What is it?
“Exercise-induced bronchoconstriction” (EIB) occurs when a person’s airway becomes temporarily narrowed, either during, or soon after, exercise. Depending on the population being examined, anywhere from 10-70% of people may be affected by this. Those with asthma are most likely to experience exercise-induced bronchoconstriction. Other factors that increase the risk of this include having seasonal allergies, having a family member with asthma or allergies, smoking, and environmental exposures such as to chlorine in a swimming pool.
Those affected by exercise-induced bronchoconstriction experience excessive shortness of breath with exercise. It is often accompanied by wheezing, coughing, and chest tightness. Some athletes might mistake these symptoms for simply being out of shape. The intensity of EIB varies – some athletes experience shortness of breath with any exercise, while others have symptoms only during or after vigorous exercise.
Sports Medicine Evaluation
A sports medicine physician will use a stethoscope to listen for wheezing in the lungs, although this is only occasionally present during or immediately after exercise. Direct measurement of airflow before and after exercise can be done to confirm the diagnosis. Measurement of airflow before and after giving a patient medicine to open up the airways also helps screen for baseline asthma. Occasionally, a physician may suggest using an inhaler prior to exercise before any testing is done. If this makes the symptoms go away, no additional testing may be required. If a person is experiencing a decline in his or her athletic performance, a sports medicine physician may also assess for other causes in addition to exercise-induced bronchoconstriction.
Treatment and Injury Prevention
If a person has asthma, the first step is to get it under control. Those with known triggers (such as allergens and cold air) should avoid them if possible.

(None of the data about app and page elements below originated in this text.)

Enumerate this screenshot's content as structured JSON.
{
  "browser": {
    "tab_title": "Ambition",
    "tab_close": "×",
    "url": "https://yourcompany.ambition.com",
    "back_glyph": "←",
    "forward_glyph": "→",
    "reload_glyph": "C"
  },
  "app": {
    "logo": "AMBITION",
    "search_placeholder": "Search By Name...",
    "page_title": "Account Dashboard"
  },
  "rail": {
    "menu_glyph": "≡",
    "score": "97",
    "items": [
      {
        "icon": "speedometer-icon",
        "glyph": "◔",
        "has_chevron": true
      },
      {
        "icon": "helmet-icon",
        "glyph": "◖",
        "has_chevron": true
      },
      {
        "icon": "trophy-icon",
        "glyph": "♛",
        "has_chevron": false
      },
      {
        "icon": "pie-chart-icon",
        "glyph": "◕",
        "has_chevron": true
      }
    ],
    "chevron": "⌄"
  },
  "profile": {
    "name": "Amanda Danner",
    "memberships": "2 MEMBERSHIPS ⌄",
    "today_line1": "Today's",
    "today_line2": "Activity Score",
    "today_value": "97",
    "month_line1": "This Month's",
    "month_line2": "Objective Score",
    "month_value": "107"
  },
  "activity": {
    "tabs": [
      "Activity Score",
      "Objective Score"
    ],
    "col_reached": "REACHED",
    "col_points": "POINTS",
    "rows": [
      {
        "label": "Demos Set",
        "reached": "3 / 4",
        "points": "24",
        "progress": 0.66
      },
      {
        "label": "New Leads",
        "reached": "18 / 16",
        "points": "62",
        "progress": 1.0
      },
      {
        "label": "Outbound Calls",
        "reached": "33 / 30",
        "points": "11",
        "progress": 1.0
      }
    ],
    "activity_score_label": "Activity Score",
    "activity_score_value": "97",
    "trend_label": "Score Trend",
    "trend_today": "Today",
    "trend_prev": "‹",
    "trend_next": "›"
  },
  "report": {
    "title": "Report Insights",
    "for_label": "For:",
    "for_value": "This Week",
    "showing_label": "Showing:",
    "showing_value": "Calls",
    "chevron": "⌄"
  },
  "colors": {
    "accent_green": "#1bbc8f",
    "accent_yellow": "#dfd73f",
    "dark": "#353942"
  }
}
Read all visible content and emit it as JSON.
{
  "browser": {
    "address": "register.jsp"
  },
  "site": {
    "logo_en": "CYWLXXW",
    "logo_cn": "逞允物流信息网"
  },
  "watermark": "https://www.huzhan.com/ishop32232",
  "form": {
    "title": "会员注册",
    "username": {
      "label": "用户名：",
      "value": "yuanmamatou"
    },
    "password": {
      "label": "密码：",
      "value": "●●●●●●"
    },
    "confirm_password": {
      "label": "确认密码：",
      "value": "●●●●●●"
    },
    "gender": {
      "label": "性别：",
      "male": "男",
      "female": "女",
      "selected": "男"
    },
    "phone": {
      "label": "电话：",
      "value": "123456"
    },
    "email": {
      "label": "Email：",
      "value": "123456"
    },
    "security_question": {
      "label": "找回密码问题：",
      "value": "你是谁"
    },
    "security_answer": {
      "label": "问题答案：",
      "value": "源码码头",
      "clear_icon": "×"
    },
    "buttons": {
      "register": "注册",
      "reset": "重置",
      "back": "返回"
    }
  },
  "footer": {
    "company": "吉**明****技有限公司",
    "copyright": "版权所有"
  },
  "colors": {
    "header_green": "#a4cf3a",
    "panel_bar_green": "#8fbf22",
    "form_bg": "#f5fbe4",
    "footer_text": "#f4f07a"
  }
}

Treatment may simply be limited to this. For most people with exercise-induced bronchoconstriction, an inhaler that opens up the airways can be used 15-30 minutes before exercising with good effect.
Return to Play
When symptoms are adequately controlled, there are no restrictions on exercise or athletic competition. Having an inhaler available during practices and competitions is important for athletes with exercise-induced bronchoconstriction.
AMSSM Member Authors
Brett Toresdahl , MD and Chad Carlson, MD
Krafczyk MA, Asplund CA. Exercise-induced bronchoconstriction: diagnosis and management. Am Fam Physician. 2011 Aug 15;84(4):427-34.
Weiler JM, Anderson SD, Randolph C. Pathogenesis, prevalence, diagnosis, and management of exercise-induced bronchoconstriction: a practice parameter. Ann Allergy Asthma Immunol. 2010 Dec;105(6 Suppl):S1-47.
Category: Environmental Injuries,